Goal of the exercise: Records follow. Select each line holding "نیاز".

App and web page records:

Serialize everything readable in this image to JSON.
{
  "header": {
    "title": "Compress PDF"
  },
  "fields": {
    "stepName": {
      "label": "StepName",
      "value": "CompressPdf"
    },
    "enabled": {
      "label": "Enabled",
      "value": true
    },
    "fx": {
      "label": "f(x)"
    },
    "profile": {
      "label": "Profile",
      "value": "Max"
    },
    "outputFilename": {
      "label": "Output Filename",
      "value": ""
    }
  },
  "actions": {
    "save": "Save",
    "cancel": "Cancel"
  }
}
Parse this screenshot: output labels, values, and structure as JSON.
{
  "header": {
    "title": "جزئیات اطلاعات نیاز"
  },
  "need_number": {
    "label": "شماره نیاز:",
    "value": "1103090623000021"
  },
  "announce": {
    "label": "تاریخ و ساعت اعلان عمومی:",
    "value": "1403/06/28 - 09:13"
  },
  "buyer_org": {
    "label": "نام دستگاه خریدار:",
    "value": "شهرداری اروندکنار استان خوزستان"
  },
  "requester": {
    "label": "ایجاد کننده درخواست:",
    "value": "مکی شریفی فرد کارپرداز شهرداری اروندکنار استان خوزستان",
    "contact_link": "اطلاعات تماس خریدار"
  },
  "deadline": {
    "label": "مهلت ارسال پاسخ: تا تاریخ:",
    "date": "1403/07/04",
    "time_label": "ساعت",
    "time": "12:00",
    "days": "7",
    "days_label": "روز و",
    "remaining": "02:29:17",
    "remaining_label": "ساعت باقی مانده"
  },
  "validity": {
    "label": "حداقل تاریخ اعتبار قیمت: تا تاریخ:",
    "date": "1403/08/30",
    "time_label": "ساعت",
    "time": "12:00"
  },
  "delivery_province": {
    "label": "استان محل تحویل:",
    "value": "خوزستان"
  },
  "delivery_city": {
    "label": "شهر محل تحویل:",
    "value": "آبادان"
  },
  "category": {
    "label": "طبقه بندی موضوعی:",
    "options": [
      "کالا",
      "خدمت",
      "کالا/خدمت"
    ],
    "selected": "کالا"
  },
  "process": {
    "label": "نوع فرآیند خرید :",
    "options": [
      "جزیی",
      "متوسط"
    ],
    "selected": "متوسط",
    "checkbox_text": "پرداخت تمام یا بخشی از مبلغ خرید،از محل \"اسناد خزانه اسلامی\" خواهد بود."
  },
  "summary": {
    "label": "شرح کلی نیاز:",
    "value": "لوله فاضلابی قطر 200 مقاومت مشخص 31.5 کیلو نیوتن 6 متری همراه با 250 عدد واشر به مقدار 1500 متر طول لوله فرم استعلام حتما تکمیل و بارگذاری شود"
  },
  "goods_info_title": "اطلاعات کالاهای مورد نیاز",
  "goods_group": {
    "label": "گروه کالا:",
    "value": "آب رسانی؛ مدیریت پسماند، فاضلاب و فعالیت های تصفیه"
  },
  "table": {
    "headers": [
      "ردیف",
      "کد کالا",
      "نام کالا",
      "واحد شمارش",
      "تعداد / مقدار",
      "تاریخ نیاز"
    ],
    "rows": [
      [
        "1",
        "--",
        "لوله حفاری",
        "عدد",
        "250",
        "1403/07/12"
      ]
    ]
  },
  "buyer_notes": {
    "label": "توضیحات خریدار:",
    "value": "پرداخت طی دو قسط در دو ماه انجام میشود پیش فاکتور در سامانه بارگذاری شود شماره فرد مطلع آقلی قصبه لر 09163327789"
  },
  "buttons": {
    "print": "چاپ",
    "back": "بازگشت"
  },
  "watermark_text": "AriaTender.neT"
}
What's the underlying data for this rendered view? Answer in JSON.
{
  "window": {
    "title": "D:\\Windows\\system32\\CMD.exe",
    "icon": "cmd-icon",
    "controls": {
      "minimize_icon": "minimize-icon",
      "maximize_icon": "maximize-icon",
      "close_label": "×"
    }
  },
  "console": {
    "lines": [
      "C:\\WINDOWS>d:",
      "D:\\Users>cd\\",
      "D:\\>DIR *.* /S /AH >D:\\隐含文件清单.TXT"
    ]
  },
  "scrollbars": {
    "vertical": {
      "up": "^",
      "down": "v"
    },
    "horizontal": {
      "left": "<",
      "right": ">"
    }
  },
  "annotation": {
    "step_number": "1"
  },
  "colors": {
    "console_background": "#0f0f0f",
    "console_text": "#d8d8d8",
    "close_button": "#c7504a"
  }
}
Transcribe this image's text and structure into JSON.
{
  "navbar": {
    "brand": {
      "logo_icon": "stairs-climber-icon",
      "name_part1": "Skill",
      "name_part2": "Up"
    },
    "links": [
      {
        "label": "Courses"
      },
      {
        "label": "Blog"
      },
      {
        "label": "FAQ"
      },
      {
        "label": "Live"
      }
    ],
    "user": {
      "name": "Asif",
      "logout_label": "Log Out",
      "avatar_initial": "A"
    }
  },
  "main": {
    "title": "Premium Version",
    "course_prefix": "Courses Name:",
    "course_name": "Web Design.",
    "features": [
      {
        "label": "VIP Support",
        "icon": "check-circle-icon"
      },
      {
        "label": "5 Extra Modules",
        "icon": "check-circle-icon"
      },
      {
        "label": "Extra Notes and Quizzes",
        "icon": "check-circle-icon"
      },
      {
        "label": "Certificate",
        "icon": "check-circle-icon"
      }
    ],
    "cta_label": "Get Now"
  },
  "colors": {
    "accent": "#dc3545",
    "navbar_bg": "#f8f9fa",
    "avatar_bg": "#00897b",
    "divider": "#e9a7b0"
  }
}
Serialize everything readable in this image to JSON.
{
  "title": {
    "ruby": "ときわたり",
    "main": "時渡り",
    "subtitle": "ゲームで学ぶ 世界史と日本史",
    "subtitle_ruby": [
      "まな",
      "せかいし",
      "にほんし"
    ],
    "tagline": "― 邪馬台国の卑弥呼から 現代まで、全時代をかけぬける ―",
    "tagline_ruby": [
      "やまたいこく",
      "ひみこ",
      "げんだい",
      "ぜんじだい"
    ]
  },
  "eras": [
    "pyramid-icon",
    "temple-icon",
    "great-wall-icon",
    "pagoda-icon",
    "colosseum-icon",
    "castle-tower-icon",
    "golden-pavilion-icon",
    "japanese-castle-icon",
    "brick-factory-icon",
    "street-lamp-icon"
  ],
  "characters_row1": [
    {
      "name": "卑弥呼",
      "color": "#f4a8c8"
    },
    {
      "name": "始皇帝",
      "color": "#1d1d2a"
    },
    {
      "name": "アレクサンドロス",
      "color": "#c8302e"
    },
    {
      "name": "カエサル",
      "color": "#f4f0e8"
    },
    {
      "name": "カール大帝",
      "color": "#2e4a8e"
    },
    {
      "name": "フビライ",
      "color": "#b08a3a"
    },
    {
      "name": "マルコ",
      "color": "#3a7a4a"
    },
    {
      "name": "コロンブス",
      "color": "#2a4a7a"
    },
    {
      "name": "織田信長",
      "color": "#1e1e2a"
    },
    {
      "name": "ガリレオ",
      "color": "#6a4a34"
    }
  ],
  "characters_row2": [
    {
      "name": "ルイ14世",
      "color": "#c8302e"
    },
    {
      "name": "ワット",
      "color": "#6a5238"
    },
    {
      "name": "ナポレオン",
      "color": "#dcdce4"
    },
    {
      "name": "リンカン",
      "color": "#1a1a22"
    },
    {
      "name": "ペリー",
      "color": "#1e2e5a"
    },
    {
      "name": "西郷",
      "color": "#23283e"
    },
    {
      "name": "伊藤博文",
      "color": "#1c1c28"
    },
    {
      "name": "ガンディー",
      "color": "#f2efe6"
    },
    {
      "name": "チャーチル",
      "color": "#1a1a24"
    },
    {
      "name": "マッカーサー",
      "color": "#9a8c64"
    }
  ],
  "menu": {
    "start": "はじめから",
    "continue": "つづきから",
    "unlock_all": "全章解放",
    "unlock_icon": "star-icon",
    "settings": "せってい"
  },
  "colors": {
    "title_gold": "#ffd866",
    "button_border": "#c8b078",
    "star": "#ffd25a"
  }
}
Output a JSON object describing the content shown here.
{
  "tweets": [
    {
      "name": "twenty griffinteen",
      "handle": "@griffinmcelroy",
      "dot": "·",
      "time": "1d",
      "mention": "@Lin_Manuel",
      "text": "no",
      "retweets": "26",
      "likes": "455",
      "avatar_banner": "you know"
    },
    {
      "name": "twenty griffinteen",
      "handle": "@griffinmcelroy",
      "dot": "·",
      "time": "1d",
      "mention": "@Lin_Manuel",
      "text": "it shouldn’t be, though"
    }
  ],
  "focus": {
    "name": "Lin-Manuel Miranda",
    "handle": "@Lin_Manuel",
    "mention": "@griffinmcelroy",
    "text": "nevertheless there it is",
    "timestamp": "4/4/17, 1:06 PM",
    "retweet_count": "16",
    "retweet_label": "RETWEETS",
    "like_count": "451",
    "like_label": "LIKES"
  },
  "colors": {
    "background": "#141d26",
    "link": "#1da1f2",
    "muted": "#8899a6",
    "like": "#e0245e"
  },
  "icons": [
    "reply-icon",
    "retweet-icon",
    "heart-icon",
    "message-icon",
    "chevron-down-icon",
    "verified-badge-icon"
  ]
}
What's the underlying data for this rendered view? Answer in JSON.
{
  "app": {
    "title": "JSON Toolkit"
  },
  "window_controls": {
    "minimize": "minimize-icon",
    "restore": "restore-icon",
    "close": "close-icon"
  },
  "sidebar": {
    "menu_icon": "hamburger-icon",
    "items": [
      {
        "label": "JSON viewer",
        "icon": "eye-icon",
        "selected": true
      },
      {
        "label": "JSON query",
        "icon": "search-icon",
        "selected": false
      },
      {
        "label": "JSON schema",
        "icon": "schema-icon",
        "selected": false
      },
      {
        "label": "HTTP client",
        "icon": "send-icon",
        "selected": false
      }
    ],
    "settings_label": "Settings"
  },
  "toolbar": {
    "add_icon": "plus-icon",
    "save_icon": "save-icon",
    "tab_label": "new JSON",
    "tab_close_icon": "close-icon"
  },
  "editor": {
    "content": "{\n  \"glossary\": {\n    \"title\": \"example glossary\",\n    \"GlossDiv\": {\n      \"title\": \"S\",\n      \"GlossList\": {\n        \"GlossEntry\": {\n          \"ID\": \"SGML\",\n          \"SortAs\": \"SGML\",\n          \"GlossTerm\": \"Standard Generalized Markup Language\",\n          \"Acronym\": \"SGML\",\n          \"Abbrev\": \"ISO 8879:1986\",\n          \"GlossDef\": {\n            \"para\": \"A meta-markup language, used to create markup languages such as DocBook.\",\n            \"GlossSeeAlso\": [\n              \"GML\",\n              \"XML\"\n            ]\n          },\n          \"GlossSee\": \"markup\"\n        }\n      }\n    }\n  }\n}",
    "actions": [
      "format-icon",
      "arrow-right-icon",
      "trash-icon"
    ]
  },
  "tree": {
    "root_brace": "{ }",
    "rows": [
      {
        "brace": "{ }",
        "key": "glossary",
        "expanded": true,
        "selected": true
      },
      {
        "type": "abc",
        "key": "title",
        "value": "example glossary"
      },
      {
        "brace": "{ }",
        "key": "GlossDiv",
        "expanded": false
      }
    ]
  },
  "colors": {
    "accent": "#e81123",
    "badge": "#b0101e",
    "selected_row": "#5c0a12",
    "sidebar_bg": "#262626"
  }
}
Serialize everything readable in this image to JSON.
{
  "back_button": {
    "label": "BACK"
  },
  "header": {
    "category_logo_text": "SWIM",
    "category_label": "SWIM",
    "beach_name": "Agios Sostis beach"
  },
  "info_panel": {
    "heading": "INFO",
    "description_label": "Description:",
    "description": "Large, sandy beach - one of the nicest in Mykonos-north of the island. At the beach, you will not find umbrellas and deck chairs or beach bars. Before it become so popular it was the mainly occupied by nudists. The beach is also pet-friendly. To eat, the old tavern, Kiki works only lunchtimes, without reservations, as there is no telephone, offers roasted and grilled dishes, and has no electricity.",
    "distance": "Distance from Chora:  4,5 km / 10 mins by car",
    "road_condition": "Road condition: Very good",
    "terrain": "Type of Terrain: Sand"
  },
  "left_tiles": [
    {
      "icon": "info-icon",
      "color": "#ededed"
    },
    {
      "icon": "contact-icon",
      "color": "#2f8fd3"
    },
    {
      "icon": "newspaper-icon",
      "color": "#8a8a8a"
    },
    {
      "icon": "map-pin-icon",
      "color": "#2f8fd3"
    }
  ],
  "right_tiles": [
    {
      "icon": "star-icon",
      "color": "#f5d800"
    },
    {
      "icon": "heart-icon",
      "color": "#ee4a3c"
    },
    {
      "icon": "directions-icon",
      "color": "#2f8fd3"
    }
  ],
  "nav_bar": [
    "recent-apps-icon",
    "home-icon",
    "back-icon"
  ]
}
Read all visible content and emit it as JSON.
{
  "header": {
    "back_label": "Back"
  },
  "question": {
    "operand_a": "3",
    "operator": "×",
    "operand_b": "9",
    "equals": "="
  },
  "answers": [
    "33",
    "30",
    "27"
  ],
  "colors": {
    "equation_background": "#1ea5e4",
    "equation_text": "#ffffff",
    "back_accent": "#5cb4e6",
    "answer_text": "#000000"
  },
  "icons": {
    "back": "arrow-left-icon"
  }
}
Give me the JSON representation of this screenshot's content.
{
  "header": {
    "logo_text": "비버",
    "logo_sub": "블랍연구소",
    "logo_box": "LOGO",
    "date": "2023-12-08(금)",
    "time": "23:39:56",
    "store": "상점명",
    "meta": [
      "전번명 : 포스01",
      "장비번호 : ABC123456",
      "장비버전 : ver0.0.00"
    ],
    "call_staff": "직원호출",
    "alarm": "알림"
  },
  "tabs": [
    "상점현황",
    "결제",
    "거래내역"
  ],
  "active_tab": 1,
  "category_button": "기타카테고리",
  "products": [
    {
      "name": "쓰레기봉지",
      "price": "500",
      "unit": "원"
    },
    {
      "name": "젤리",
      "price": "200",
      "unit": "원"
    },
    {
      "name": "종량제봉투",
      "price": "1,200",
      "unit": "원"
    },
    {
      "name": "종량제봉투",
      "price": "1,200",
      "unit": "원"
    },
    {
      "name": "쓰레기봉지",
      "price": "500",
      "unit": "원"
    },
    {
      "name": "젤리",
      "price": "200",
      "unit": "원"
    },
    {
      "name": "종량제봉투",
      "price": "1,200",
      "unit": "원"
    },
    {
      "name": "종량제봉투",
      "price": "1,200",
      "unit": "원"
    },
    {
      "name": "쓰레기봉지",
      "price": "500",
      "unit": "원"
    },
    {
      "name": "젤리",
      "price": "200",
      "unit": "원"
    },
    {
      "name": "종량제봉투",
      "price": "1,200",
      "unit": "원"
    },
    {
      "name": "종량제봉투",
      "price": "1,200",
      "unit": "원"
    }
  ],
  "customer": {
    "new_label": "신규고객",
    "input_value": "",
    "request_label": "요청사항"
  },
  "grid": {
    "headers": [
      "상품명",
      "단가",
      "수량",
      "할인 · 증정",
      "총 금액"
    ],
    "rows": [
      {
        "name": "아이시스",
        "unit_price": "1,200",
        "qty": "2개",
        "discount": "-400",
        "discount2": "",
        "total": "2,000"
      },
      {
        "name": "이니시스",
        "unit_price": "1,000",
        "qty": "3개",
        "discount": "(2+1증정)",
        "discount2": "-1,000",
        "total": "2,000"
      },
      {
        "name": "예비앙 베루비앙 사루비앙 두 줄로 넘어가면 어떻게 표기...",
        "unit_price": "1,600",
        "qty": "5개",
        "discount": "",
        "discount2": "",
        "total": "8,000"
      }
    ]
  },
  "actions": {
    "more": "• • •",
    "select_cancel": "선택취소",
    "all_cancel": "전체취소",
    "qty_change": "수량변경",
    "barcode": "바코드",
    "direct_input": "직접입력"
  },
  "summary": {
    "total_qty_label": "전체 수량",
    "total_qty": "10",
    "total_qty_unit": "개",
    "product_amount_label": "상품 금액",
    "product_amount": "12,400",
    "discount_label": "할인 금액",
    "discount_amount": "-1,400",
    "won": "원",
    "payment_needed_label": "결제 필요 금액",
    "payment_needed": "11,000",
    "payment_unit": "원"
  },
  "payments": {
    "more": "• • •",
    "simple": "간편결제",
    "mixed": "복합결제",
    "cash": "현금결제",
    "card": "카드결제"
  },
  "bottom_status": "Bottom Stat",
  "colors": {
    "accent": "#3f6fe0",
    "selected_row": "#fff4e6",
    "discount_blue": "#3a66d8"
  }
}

Your solution:
    "title": "جزئیات اطلاعات نیاز"
    "label": "شماره نیاز:",
    "label": "شرح کلی نیاز:",
  "goods_info_title": "اطلاعات کالاهای مورد نیاز",
      "تاریخ نیاز"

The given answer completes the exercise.